Data records for software interfaces

● ● ● ● ● ● ●

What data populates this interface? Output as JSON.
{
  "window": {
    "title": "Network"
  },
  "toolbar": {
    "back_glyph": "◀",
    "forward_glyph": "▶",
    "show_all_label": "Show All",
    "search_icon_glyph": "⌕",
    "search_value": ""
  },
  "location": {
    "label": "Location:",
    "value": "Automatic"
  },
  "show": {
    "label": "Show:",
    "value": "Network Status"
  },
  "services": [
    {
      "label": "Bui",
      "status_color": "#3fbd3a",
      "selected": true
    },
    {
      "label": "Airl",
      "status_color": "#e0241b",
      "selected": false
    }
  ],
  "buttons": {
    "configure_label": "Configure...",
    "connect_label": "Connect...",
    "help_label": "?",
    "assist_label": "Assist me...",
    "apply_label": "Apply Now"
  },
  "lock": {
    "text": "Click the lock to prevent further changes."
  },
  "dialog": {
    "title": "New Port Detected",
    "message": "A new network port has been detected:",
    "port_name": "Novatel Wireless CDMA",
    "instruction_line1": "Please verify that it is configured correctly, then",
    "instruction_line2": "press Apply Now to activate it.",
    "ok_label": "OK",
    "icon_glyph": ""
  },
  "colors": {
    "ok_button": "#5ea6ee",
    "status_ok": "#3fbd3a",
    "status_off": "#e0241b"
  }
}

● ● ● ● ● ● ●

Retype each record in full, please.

What data populates this interface? Output as JSON.
{
  "window": {
    "title": "Network"
  },
  "toolbar": {
    "back_glyph": "◀",
    "forward_glyph": "▶",
    "show_all_label": "Show All",
    "search_icon_glyph": "⌕",
    "search_value": ""
  },
  "location": {
    "label": "Location:",
    "value": "Automatic"
  },
  "show": {
    "label": "Show:",
    "value": "Network Status"
  },
  "services": [
    {
      "label": "Bui",
      "status_color": "#3fbd3a",
      "selected": true
    },
    {
      "label": "Airl",
      "status_color": "#e0241b",
      "selected": false
    }
  ],
  "buttons": {
    "configure_label": "Configure...",
    "connect_label": "Connect...",
    "help_label": "?",
    "assist_label": "Assist me...",
    "apply_label": "Apply Now"
  },
  "lock": {
    "text": "Click the lock to prevent further changes."
  },
  "dialog": {
    "title": "New Port Detected",
    "message": "A new network port has been detected:",
    "port_name": "Novatel Wireless CDMA",
    "instruction_line1": "Please verify that it is configured correctly, then",
    "instruction_line2": "press Apply Now to activate it.",
    "ok_label": "OK",
    "icon_glyph": ""
  },
  "colors": {
    "ok_button": "#5ea6ee",
    "status_ok": "#3fbd3a",
    "status_off": "#e0241b"
  }
}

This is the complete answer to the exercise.